Sunday, April 24, 2011

Birds on the Move

It seems like every day now, I hear different birds calls from the fruit trees and berry bushes in the yard before I get up.  I can often spot a new bird or two as I leave for work.  The draft of northward migration is moving and the birds migrate through Southern California, stopping to snatch a few good mouthfuls as they pass through the neighborhood.  My sister Jean gave me a bird book with bird calls embedded in it, so if I have time, I can page through and try to figure out who I listened to at early morning call.  The calls are often particularly from males and stimulated by a spring burst of testosterone, but that general picture gets a lot more complicated when biologists study individual types of birds.  My old friend Luis Baptista, sadly now deceased, used to say birds sing such beautiful songs because their balls hurt them due to excessive testosterone in spring.  I can't really believe the songs are produced out of pain, though.  They seem to be joie de vivre in some cases, look-at-me calls in others.  The idea of King Solomon's Ring, which was supposed to make the birds and animals' vocalizations meaningful to the ring's wearer, has always attracted me.  I would love to be "in" on the meanings of these sounds.  But for today, just seeing a poised indigo bunting in the yard, sporting feathers of intense turquoise blue, was enough.


Anonymous said...

I like the idea of King Solomon's ring too! Did you know that Lorenz wrote a book with that title, about using animal behavior to figure out what they were trying to say? Totally not the same, I thought. Carol R

Lorelei said...

No, I missed that book.
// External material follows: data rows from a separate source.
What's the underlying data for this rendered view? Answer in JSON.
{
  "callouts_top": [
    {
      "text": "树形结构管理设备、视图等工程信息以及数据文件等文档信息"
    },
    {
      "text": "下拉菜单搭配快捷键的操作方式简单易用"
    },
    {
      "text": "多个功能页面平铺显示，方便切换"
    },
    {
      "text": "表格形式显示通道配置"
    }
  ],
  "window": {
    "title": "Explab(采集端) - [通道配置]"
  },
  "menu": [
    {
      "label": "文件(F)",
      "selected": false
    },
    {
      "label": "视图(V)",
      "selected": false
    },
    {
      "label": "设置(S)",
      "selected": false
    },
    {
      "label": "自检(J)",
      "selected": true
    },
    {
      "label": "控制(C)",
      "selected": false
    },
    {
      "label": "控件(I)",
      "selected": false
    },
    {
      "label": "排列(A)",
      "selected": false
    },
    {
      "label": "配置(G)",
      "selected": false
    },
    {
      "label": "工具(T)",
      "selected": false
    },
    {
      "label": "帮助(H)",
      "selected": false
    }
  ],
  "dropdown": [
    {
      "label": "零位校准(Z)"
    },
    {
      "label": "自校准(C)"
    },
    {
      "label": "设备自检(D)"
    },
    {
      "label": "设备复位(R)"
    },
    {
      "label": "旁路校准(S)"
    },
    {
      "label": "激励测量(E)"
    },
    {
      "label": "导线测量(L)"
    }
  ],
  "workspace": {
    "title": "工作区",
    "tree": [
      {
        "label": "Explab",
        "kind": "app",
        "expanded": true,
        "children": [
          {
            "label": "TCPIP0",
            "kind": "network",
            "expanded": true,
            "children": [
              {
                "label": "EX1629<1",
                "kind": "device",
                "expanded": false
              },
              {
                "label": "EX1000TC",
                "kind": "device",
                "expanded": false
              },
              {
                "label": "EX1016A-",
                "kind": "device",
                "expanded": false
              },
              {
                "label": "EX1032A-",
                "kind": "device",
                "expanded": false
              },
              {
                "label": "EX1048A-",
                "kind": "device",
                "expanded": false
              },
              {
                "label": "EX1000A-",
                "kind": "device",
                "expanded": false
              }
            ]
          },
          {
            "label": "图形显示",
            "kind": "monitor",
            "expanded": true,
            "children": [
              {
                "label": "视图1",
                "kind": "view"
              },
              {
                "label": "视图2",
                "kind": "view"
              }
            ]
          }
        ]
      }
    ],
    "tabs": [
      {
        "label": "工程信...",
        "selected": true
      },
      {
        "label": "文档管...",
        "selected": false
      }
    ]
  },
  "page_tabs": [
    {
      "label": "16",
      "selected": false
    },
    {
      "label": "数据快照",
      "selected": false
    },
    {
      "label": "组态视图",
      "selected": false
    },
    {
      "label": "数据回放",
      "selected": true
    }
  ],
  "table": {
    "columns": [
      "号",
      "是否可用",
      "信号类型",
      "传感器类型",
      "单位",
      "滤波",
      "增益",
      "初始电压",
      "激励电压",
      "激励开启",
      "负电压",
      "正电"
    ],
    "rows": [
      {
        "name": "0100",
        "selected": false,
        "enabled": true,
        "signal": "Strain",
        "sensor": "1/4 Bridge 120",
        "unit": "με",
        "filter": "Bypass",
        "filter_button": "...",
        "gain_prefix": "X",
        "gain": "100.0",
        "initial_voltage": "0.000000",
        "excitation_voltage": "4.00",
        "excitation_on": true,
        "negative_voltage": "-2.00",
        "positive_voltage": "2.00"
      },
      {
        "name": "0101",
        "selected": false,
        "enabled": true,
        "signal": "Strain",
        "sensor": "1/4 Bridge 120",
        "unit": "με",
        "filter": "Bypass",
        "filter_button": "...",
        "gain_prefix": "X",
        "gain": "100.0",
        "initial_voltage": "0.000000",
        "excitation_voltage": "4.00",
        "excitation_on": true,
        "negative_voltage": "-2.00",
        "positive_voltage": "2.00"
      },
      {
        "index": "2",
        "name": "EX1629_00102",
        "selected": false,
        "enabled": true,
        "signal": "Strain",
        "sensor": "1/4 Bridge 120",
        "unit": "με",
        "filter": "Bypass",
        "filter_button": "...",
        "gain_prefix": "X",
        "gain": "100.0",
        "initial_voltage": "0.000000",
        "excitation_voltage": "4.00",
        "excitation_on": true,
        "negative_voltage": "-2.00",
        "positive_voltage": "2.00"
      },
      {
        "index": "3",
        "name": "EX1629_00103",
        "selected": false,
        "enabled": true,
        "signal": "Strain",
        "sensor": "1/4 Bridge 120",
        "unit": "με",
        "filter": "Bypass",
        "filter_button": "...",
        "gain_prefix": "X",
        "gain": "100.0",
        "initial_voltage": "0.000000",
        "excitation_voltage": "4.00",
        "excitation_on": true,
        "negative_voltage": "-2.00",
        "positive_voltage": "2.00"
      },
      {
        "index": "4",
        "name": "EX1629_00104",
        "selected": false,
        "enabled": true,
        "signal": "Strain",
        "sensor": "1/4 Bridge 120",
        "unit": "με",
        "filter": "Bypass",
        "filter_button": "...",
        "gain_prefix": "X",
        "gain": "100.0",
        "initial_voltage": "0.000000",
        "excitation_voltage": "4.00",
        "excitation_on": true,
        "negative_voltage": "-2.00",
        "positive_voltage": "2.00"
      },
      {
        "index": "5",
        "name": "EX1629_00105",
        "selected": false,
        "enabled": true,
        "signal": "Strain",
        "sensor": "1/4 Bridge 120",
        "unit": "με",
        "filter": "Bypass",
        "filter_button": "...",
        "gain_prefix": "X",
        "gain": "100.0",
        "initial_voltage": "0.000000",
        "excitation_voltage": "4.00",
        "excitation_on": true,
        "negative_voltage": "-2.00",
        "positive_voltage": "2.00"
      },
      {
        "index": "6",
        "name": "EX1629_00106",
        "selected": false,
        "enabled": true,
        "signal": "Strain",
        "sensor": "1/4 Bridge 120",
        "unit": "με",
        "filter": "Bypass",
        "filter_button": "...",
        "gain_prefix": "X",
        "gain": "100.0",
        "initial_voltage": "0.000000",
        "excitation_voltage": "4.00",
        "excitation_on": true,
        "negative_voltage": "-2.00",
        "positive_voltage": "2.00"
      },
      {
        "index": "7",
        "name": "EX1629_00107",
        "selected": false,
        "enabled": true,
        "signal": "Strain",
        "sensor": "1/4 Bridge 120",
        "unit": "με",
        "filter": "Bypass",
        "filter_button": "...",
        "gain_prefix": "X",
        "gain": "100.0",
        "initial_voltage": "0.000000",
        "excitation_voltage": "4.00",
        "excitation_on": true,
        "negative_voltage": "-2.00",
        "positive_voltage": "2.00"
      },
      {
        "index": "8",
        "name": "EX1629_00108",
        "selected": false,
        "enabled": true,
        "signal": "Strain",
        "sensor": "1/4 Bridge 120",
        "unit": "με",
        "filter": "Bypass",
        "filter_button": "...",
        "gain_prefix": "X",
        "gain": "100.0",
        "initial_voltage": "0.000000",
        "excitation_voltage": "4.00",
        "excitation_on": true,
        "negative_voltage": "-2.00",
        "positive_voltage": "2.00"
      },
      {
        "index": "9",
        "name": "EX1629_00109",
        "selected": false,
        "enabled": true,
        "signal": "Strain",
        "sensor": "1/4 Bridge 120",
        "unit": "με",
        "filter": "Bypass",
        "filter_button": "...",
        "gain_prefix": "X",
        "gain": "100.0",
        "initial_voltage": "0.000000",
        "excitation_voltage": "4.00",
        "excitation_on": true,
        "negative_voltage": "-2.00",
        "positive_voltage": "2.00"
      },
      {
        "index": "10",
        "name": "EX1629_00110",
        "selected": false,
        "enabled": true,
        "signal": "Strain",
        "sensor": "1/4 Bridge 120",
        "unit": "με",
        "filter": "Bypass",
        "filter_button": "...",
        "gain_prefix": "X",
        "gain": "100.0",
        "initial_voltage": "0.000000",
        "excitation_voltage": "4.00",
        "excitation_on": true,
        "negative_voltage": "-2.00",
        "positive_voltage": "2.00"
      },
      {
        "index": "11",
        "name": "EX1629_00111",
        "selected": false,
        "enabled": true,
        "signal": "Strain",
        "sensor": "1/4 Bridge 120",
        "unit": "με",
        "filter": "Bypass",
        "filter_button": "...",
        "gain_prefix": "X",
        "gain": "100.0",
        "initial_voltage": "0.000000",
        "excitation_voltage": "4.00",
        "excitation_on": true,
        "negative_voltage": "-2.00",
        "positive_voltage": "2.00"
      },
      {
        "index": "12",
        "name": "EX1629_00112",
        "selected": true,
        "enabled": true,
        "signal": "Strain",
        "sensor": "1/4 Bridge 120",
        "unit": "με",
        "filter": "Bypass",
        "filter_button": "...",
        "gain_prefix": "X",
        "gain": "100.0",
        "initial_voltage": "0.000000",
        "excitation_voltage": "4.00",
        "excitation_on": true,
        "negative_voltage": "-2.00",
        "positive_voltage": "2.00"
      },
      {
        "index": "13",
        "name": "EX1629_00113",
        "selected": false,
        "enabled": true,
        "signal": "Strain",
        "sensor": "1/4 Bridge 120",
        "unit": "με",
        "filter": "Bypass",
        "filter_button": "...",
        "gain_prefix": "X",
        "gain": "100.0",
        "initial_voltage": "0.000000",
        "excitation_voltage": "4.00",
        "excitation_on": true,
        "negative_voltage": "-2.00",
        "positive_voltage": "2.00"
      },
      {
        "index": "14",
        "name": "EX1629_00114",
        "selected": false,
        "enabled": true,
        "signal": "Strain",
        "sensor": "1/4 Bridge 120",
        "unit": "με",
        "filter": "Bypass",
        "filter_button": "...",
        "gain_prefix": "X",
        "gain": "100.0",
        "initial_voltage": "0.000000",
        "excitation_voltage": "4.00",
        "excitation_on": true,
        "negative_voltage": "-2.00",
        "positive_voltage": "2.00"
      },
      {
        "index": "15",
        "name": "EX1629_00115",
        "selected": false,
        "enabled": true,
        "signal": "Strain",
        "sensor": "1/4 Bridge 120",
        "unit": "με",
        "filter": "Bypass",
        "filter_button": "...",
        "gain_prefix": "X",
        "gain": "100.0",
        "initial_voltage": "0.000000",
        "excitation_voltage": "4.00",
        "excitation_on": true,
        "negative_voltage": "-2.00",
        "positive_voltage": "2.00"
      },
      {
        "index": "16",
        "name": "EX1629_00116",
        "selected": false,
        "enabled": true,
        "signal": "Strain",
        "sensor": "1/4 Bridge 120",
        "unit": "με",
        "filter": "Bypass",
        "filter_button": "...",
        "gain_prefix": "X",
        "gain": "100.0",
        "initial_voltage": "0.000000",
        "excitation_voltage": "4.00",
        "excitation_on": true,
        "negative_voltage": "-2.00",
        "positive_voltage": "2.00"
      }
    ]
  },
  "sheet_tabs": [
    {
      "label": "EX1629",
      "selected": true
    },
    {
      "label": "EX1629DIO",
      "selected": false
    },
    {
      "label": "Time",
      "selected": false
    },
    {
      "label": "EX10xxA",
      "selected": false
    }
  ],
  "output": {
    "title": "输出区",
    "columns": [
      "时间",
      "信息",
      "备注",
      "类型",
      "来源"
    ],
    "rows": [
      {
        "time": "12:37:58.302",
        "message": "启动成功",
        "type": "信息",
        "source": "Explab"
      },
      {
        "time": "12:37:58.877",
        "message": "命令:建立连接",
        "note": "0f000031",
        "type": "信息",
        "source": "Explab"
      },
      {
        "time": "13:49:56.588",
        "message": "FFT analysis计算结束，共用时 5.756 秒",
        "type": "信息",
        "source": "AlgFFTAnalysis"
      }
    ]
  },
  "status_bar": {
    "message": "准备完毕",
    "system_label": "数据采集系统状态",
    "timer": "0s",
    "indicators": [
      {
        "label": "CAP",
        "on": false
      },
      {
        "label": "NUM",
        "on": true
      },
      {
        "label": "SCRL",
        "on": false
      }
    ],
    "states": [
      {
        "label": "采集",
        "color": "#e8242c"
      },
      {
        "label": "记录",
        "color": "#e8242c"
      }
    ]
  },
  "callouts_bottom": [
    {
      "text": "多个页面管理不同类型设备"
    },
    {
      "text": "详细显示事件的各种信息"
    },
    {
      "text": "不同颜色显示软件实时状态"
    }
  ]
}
I'll have to look for it, Carol, I bet I'd like it although I agree, that's not what I mean the ring to be like! Cheers, Laura